## Your assignment
When you reach the line that contains "Read all visible content and emit it as JSON." in the data below, copy it and every line after it exactly, adding nothing.

## Data to use
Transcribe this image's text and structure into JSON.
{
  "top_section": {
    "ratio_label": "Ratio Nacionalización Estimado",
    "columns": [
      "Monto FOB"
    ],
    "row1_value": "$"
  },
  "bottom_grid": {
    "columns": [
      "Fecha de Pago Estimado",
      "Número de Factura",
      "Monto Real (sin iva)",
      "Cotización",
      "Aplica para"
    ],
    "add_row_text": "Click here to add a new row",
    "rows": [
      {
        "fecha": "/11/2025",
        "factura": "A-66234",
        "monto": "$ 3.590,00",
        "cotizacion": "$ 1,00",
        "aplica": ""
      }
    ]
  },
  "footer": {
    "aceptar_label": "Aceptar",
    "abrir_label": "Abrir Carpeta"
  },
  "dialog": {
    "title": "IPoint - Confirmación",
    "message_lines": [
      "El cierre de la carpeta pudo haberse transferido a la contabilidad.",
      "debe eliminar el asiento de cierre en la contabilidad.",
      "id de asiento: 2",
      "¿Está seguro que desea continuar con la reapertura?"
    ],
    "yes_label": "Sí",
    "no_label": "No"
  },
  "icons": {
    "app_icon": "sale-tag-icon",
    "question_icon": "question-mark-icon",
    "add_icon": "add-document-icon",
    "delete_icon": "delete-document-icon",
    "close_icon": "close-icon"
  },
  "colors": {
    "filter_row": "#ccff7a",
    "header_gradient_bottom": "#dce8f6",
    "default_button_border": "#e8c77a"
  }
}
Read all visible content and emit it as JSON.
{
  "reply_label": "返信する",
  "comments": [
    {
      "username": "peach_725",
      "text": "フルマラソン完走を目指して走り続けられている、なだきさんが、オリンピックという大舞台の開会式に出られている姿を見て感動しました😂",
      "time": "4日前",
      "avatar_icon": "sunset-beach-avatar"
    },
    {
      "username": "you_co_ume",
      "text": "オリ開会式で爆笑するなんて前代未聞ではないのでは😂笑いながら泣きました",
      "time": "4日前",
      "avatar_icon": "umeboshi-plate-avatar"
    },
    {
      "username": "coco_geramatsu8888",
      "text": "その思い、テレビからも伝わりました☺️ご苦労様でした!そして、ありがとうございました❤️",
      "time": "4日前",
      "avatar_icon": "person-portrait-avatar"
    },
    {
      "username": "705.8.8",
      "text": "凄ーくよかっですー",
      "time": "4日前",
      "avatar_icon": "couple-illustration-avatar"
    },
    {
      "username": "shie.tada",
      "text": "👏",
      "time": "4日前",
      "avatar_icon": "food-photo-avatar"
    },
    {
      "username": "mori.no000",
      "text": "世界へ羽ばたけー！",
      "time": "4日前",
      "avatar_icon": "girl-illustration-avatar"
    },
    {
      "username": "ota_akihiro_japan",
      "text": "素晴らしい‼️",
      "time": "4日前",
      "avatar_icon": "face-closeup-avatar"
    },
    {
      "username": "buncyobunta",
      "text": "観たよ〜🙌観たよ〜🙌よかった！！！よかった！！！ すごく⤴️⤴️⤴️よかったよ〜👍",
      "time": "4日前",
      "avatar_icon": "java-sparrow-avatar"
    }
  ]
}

## Response area
Read all visible content and emit it as JSON.
{
  "reply_label": "返信する",
  "comments": [
    {
      "username": "peach_725",
      "text": "フルマラソン完走を目指して走り続けられている、なだきさんが、オリンピックという大舞台の開会式に出られている姿を見て感動しました😂",
      "time": "4日前",
      "avatar_icon": "sunset-beach-avatar"
    },
    {
      "username": "you_co_ume",
      "text": "オリ開会式で爆笑するなんて前代未聞ではないのでは😂笑いながら泣きました",
      "time": "4日前",
      "avatar_icon": "umeboshi-plate-avatar"
    },
    {
      "username": "coco_geramatsu8888",
      "text": "その思い、テレビからも伝わりました☺️ご苦労様でした!そして、ありがとうございました❤️",
      "time": "4日前",
      "avatar_icon": "person-portrait-avatar"
    },
    {
      "username": "705.8.8",
      "text": "凄ーくよかっですー",
      "time": "4日前",
      "avatar_icon": "couple-illustration-avatar"
    },
    {
      "username": "shie.tada",
      "text": "👏",
      "time": "4日前",
      "avatar_icon": "food-photo-avatar"
    },
    {
      "username": "mori.no000",
      "text": "世界へ羽ばたけー！",
      "time": "4日前",
      "avatar_icon": "girl-illustration-avatar"
    },
    {
      "username": "ota_akihiro_japan",
      "text": "素晴らしい‼️",
      "time": "4日前",
      "avatar_icon": "face-closeup-avatar"
    },
    {
      "username": "buncyobunta",
      "text": "観たよ〜🙌観たよ〜🙌よかった！！！よかった！！！ すごく⤴️⤴️⤴️よかったよ〜👍",
      "time": "4日前",
      "avatar_icon": "java-sparrow-avatar"
    }
  ]
}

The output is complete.